Our greatest opportunity and immediate goal is peace in the Middle East. After many false starts and dashed hopes and stolen lives, a settlement of the conflict between Israelis and Palestinians is now within reach.
America and Europe have made a moral commitment: We will not stand by as another generation in the Holy Land grows up in an atmosphere of violence and hopelessness.
America and Europe also share a strategic interest. By helping to build a lasting peace, we will remove an unsettled grievance that is used to stir hatred and violence across the Middle East.
Our efforts are guided by a clear vision: We're determined to see two democratic states, Israel and Palestine, living side by side in peace and security. The Palestinian people deserve a government that is representative, honest and peaceful. The people of Israel need an end to terror and a reliable, steadfast partner for peace. And the world must not rest until there is a just and lasting resolution to this conflict.
All the parties have responsibilities to meet.
Arab states must end incitement in their own media, cut off public and private funding for terrorism, stop their support for extremist education, and establish normal relations with Israel.
Palestinian leaders must confront and dismantle terrorist groups, fight corruption, encourage free enterprise, and rest true authority with the people. Only a democracy can serve the hopes of Palestinians and make Israel secure and raise the flag of a free Palestine.
A successful Palestinian democracy should be Israel's top goal as well. So Israel must freeze settlement activity, help Palestinians build a thriving economy, and ensure that a new Palestinian state is truly viable, with contiguous territory on the West Bank.
A state of scattered territories will not work.
In his effort to appease European nations who were not there when he needed them most, President George Bush laid on the line his closest ally - the State of Israel. Until now, Bush has always referred to Israel's obligation to allow for "contiguous" (as oppose to "continuous") territory to make up the West Bank component of the new Palestinian state. He has now gone a step further and hinted that he has blurred the line between contiguous and continuous and requires the territories not to be scattered.
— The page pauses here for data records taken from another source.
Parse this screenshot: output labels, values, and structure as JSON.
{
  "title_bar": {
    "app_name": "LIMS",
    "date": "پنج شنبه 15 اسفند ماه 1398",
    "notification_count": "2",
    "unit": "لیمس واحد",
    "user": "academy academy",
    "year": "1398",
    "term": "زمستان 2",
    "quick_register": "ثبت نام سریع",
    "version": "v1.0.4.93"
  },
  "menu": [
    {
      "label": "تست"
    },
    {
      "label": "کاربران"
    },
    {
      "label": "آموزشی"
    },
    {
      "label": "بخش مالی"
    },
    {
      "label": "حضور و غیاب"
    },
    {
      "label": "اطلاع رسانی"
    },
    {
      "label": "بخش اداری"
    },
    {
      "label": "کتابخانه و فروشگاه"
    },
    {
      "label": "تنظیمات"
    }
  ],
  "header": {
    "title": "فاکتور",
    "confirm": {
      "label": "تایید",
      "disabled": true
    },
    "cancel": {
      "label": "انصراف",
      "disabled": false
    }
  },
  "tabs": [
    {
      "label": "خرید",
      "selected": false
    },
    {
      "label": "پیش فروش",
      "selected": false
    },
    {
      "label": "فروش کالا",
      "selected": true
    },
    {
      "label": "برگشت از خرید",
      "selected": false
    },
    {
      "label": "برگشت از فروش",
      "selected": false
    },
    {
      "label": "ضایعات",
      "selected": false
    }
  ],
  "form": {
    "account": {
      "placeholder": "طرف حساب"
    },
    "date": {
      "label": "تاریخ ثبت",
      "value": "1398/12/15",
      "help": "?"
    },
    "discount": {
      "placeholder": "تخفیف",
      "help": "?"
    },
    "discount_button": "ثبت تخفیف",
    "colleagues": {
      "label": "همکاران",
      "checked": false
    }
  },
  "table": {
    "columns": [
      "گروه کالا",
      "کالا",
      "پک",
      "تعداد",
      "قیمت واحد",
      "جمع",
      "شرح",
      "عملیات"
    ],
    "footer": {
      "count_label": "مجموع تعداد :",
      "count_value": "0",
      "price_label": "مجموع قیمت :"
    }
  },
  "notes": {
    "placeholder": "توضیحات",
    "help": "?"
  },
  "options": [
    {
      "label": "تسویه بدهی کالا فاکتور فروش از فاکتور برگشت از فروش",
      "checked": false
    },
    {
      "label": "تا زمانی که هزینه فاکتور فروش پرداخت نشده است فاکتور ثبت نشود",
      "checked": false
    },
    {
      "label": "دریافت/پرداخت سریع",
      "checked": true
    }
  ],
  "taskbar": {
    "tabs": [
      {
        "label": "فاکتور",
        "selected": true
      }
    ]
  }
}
This wording posses serious problems for the State of Israel and allows for a fet a compli declaration of borders resembling the pre 1967 borders.
The reference seems to indicate that Barak's Camp David proposal is no longer good enough in the eyes of the US administration. This gives in to the European position that despite the fact that the territory covered 90 odd percent (it varies somewhat by method of calculation) of land and included 98% of West Bank Palestinians, it was not attractive as it was quartered (allowing for potential road blocks in the event of a terror attack).
It is vital for Israel's sake and for the sake of peace seeking nations around the world that the Palestinian position after resorting to 4 years of violence is somewhat worse than the position they could have had if not for their choice to walk out at Camp David. Otherwise, there is no potential territorial loss from leaving the negotiation table and trying to force a better hand through terrorism. This is the same reason why Israel must not return to the pre-1967 borders - the instigators of a war must know that the downside of defeat is real and permanent.
Bush seeks to get out of Iraq and has made the strategic decision that the Europeans can be of use to him at this stage. As he is requesting European help with Iraq and a consolidated position on nuclear states, they hold the chips in the bargaining process, and he has offered them the only chip he can still play with - Israel's future.